Just a few hours ago one Tesla blogger shared the FSD improvements in action and said during the entire driving he had zero disengagements.
"How do people not see what a massive software breakthrough this is? AI day was about how they made it happen, and how they plan to take it to its inevitable conclusion," wrote Whole Mars Catalog Twitter user, who regularly blogs Tesla news and shares full-self driving videos.
Tesla's FSD was one of the four main topics that Elon Musk dedicated most of the time during the latest Tesla AI Day.
Many of the speakers at the AI Day event noted that Dojo will not just be a tech for Tesla’s “Full Self-Driving” (FSD) system, it’s definitely an impressive advanced driver assistance system that’s also definitely not yet fully self-driving or autonomous.
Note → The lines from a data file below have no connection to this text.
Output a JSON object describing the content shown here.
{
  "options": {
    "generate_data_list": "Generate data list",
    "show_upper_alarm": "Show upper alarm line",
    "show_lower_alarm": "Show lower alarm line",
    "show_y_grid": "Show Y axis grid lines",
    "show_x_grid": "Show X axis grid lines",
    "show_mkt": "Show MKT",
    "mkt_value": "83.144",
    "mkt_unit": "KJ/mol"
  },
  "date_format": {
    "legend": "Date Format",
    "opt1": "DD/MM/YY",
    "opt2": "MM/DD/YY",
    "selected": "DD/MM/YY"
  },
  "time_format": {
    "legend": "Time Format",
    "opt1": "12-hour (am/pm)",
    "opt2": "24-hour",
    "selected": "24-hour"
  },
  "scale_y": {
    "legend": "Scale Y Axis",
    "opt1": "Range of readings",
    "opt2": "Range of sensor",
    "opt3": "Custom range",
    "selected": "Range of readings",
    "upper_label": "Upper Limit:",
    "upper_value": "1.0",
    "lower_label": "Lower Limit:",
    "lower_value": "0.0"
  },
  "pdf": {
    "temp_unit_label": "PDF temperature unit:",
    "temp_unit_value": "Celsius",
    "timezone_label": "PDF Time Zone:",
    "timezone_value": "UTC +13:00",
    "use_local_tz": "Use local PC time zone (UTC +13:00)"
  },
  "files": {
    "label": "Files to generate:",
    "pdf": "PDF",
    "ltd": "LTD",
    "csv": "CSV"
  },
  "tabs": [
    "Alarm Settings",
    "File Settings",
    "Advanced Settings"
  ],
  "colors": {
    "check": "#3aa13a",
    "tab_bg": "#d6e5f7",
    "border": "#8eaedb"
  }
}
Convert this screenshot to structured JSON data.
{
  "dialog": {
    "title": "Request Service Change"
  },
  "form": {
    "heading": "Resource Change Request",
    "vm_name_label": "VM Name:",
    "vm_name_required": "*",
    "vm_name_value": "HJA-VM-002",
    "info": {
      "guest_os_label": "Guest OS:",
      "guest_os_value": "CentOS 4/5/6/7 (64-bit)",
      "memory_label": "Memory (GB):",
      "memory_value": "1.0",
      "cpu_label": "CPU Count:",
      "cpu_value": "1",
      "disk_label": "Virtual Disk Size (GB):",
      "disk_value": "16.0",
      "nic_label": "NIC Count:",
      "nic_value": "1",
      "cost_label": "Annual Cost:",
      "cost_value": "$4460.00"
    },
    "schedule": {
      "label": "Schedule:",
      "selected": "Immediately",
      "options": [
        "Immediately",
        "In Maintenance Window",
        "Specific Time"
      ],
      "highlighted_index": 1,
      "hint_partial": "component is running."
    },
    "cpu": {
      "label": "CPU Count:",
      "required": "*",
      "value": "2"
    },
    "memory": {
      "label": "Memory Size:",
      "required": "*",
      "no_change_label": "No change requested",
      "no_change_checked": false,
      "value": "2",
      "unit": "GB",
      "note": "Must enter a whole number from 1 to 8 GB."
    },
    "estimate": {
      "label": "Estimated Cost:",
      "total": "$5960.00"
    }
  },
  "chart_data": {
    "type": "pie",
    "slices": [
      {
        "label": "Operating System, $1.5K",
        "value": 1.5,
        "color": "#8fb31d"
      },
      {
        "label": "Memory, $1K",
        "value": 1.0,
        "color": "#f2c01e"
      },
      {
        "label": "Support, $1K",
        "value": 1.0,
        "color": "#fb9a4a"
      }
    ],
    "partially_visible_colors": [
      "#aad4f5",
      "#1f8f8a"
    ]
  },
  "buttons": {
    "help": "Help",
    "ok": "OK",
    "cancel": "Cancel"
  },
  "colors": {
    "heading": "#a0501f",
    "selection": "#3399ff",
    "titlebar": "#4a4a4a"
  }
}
The powerful supercomputer is built with multiple aspects, such as the simulation architecture, that the company hopes to expand to be universal and even open up to other automakers and tech companies.
“This is not intended to be just limited to Tesla cars,” said Musk. “Those of you who’ve seen the full self-driving beta can appreciate the rate at which the Tesla neural net is learning to drive. And this is a particular application of AI, but I think there’s more applications down the road that will make sense.”
Tesla tries with great effort to make the autopilot more practical, builds supercomputers and has another small surprise..
At Tesla's AI Day, engineers presented the new developments to improve the autopilot function of Tesla vehicles. The improvements shown also give an insight into the problems of the previous software. At the end of the presentation, Elon Musk, almost in the tradition of Steve Jobs, had a little surprise to present.
As announced some time ago, the new autopilot will be able to evaluate video data from multiple cameras simultaneously over time. The aim is to no longer only recognize objects on individual images from individual cameras, but also to be able to assign physical properties such as their location and speed to them. The artificial intelligence in the background should be able to model a complete physical world, in which objects have a permanent existence, instead of just being captured from moment to moment on a camera image (or not).
At least in the demonstration, the new autopilot was able to reconstruct its surroundings much better, with a clearly recognizable course of the road instead of just individual, not always reliably recorded lane markings. This should be due both to better preprocessing of the images and to the new algorithms for capturing objects and surface features.
Armen Hareyan is the founder and the Editor in Chief of Torque News. He founded TorqueNews.com in 2010, which since then has been publishing expert news and analysis about the automotive industry. He can be reached at Torque News Twitter, Facebok, Linkedin and Youtube.